**DESCRIPTION OF THE TASK:** Every entry should be returned unchanged, with the pictures omitted.

**ENTRIES SHOWN:**
====
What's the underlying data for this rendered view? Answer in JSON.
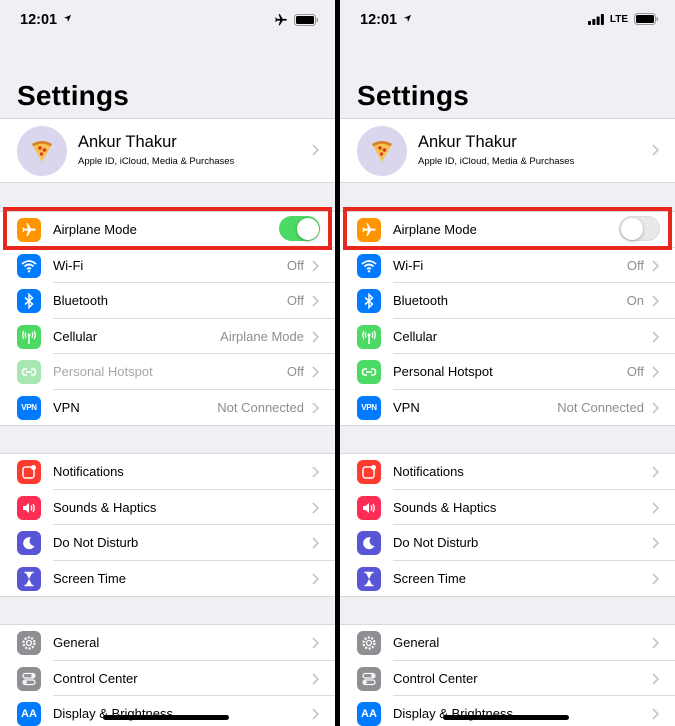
{
  "phones": [
    {
      "status": {
        "time": "12:01",
        "right_mode": "airplane"
      },
      "title": "Settings",
      "profile": {
        "name": "Ankur Thakur",
        "subtitle": "Apple ID, iCloud, Media & Purchases"
      },
      "connectivity": [
        {
          "label": "Airplane Mode",
          "toggle": "on"
        },
        {
          "label": "Wi-Fi",
          "value": "Off"
        },
        {
          "label": "Bluetooth",
          "value": "Off"
        },
        {
          "label": "Cellular",
          "value": "Airplane Mode"
        },
        {
          "label": "Personal Hotspot",
          "value": "Off",
          "disabled": true
        },
        {
          "label": "VPN",
          "value": "Not Connected"
        }
      ],
      "notifications_group": [
        {
          "label": "Notifications"
        },
        {
          "label": "Sounds & Haptics"
        },
        {
          "label": "Do Not Disturb"
        },
        {
          "label": "Screen Time"
        }
      ],
      "general_group": [
        {
          "label": "General"
        },
        {
          "label": "Control Center"
        },
        {
          "label": "Display & Brightness"
        }
      ]
    },
    {
      "status": {
        "time": "12:01",
        "right_mode": "cellular",
        "network": "LTE"
      },
      "title": "Settings",
      "profile": {
        "name": "Ankur Thakur",
        "subtitle": "Apple ID, iCloud, Media & Purchases"
      },
      "connectivity": [
        {
          "label": "Airplane Mode",
          "toggle": "off"
        },
        {
          "label": "Wi-Fi",
          "value": "Off"
        },
        {
          "label": "Bluetooth",
          "value": "On"
        },
        {
          "label": "Cellular",
          "value": ""
        },
        {
          "label": "Personal Hotspot",
          "value": "Off",
          "disabled": false
        },
        {
          "label": "VPN",
          "value": "Not Connected"
        }
      ],
      "notifications_group": [
        {
          "label": "Notifications"
        },
        {
          "label": "Sounds & Haptics"
        },
        {
          "label": "Do Not Disturb"
        },
        {
          "label": "Screen Time"
        }
      ],
      "general_group": [
        {
          "label": "General"
        },
        {
          "label": "Control Center"
        },
        {
          "label": "Display & Brightness"
        }
      ]
    }
  ],
  "icons": {
    "airplane": "airplane-icon",
    "wifi": "wifi-icon",
    "bluetooth": "bluetooth-icon",
    "cellular": "cellular-antenna-icon",
    "hotspot": "personal-hotspot-icon",
    "vpn": "vpn-icon",
    "notifications": "notifications-icon",
    "sounds": "speaker-icon",
    "dnd": "moon-icon",
    "screentime": "hourglass-icon",
    "general": "gear-icon",
    "control_center": "toggles-icon",
    "display": "display-brightness-icon",
    "avatar": "pizza-icon"
  },
  "colors": {
    "highlight": "#e8281f",
    "toggle_on": "#4cd964",
    "airplane": "#ff9500",
    "wifi": "#007aff",
    "cellular": "#4cd964",
    "notifications": "#ff3b30",
    "sounds": "#ff2d55",
    "dnd": "#5856d6",
    "screentime": "#5856d6",
    "general": "#8e8e93"
  }
}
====
**YOUR SOLUTION:**
What's the underlying data for this rendered view? Answer in JSON.
{
  "phones": [
    {
      "status": {
        "time": "12:01",
        "right_mode": "airplane"
      },
      "title": "Settings",
      "profile": {
        "name": "Ankur Thakur",
        "subtitle": "Apple ID, iCloud, Media & Purchases"
      },
      "connectivity": [
        {
          "label": "Airplane Mode",
          "toggle": "on"
        },
        {
          "label": "Wi-Fi",
          "value": "Off"
        },
        {
          "label": "Bluetooth",
          "value": "Off"
        },
        {
          "label": "Cellular",
          "value": "Airplane Mode"
        },
        {
          "label": "Personal Hotspot",
          "value": "Off",
          "disabled": true
        },
        {
          "label": "VPN",
          "value": "Not Connected"
        }
      ],
      "notifications_group": [
        {
          "label": "Notifications"
        },
        {
          "label": "Sounds & Haptics"
        },
        {
          "label": "Do Not Disturb"
        },
        {
          "label": "Screen Time"
        }
      ],
      "general_group": [
        {
          "label": "General"
        },
        {
          "label": "Control Center"
        },
        {
          "label": "Display & Brightness"
        }
      ]
    },
    {
      "status": {
        "time": "12:01",
        "right_mode": "cellular",
        "network": "LTE"
      },
      "title": "Settings",
      "profile": {
        "name": "Ankur Thakur",
        "subtitle": "Apple ID, iCloud, Media & Purchases"
      },
      "connectivity": [
        {
          "label": "Airplane Mode",
          "toggle": "off"
        },
        {
          "label": "Wi-Fi",
          "value": "Off"
        },
        {
          "label": "Bluetooth",
          "value": "On"
        },
        {
          "label": "Cellular",
          "value": ""
        },
        {
          "label": "Personal Hotspot",
          "value": "Off",
          "disabled": false
        },
        {
          "label": "VPN",
          "value": "Not Connected"
        }
      ],
      "notifications_group": [
        {
          "label": "Notifications"
        },
        {
          "label": "Sounds & Haptics"
        },
        {
          "label": "Do Not Disturb"
        },
        {
          "label": "Screen Time"
        }
      ],
      "general_group": [
        {
          "label": "General"
        },
        {
          "label": "Control Center"
        },
        {
          "label": "Display & Brightness"
        }
      ]
    }
  ],
  "icons": {
    "airplane": "airplane-icon",
    "wifi": "wifi-icon",
    "bluetooth": "bluetooth-icon",
    "cellular": "cellular-antenna-icon",
    "hotspot": "personal-hotspot-icon",
    "vpn": "vpn-icon",
    "notifications": "notifications-icon",
    "sounds": "speaker-icon",
    "dnd": "moon-icon",
    "screentime": "hourglass-icon",
    "general": "gear-icon",
    "control_center": "toggles-icon",
    "display": "display-brightness-icon",
    "avatar": "pizza-icon"
  },
  "colors": {
    "highlight": "#e8281f",
    "toggle_on": "#4cd964",
    "airplane": "#ff9500",
    "wifi": "#007aff",
    "cellular": "#4cd964",
    "notifications": "#ff3b30",
    "sounds": "#ff2d55",
    "dnd": "#5856d6",
    "screentime": "#5856d6",
    "general": "#8e8e93"
  }
}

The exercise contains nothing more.